What to Look for when Signing a Dental Lease

What to Look for when Signing a Dental Lease

June 17, 2019 - Arminco Inc.

Making the decision to lease or buy a space can be one of the toughest decisions for dentists hoping to open their own practice. Unless a dentist personally owns a property, they will have to sign a lease to be able to work in their desired office. Don’t be a fool by simply believing the landlord when he says the lease is “standard” or “boilerplate” or “not open for discussion.''

In order to turn things to your advantage, find a good lease negotiator or a tenant representative with experience on working with dentists and local ties. However, be careful because tenant representative fees are typically covered by the landlord upon signing the lease. If you are skeptic, take extra care to find a recommended and trusted representative in order to not second-guess their motive. A lawyer will probably not be familiar with the information required to work out a good deal for dentists.

If a significant build-out is being considered, contact a contractor who can help determine if the space can be used as a dental office without any obstacles, such as structural or plumbing issues. Most contractors offer free building studies in order to help you choose your best location.

Lastly, once the business terms are finalized, a lawyer with appropriate leasing and dental industry experience will prove to be indispensable.

Before signing the lease, the landlord and the dentist will devise a nonbinding term sheet or a proposal letter to ensure they are on the same page. While this sheet is nonbinding, a landlord will usually not agree to subsequent concessions not present in the letter.

Usually, the dentist will not be able to work out a new lease and will have to assume an existing lease, but if he intends to stay in the place longer than the seller, he may be able to work out friendlier terms.

Make sure to pay attention to these facts:

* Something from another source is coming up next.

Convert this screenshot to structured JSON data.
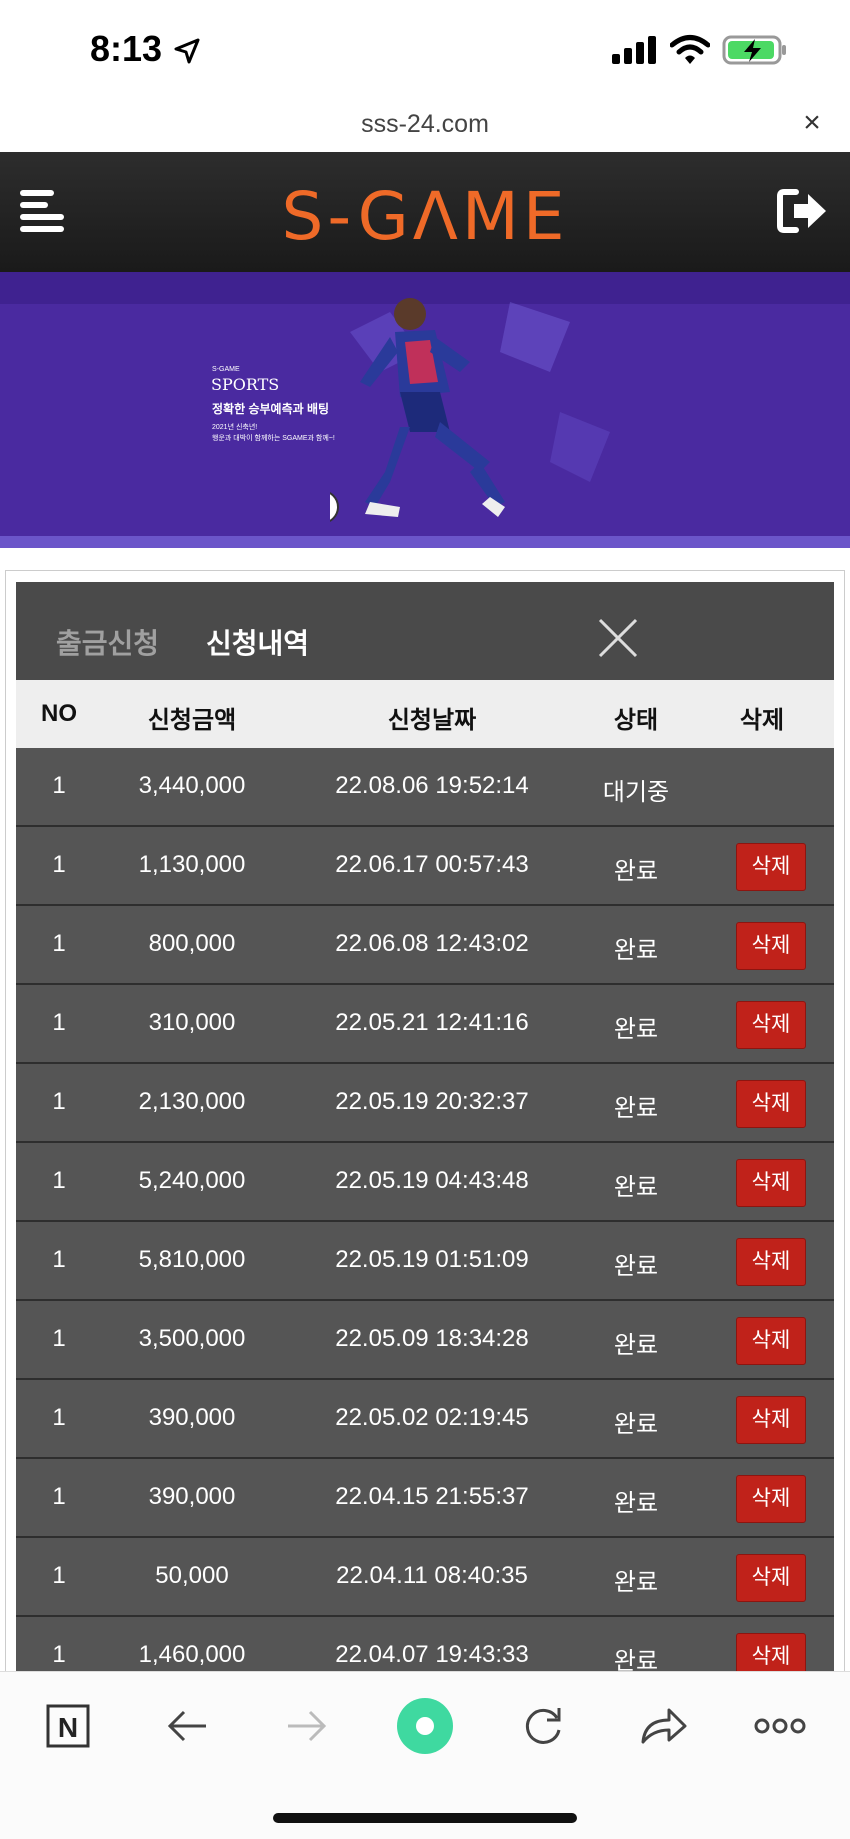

  • A tenant will pay for taxes, insurance, and maintenance fees. Sometimes the landlord may agree to pay a base fee for taxes and the tenant will pay for any amount above the base. If the office is a condo, the tenant will also have to pay for pro rata share of common area maintenance (CAM) fees.
  • A 3 or 4 percent increase of rent per year is normal, but be sure to ask for more info.
  • Lenders will require the lease to have a minimum duration. A 5 to 10-year term with a few options to renew should be good enough.
  • The landlord must give the tenant a period to compensate for the missed rent along with a written report before terminating the lease.
  • At times, landlords are willing to grant their tenants the option to purchase the real estate or a right of first refusal.
  • Landlords may agree to an assignment clause that permits the future buyer to become an assignee without the landlord standing in the way. They must agree in advance to release the assigning tenant upon the completion of a sale. Ensure that there will be no excessive payment except reasonable legal fees.
  • The landlord may agree to not rent a space in the vicinity to a competing dental practice.
  • If the space needs to be a build-out, the landlord may agree to grant an allowance for renewal and construction expenses, or to a temporary rent abatement.
  • Ask to see if the landlord allows subletting of the space, for example, to a specialist.
  • If the premises are part of a condominium, ensure that the dental office is a permitted use of the premises.
  • If the office is in a larger building, will the dentist be able to open the office after hours for emergencies or during the weekends? Will heating and ventilation and other options be working during these off times?
  • Who will pay for the air conditioning (HVAC) if it needs to be repaired or replaced? Usually the tenant will be responsible for maintenance costs while the landlord will take care of replacement costs.
  • There may be a clause in the contract that permits the landlord to force the dentist to relocate to a new location within the complex. These clauses should be eliminated or softened in a manner to protect a dentist’s goodwill.
  • Landlords may require personal guarantee from the dentist, such as a spousal guarantee. At times the landlord may agree to terminate these guarantees as long as the tenant makes all rental payments.
  • Consider requesting an automatic lease termination upon the death or disability of the owner.

Negotiating a lease may be a daunting task but with the right knowledge, may be managed in a way to help rather than restrict dentists. Contact us if you have any questions regarding the leasing, designing, and building of your dental office or if you would like to request a building study.

Source: www.dentaleconomics.com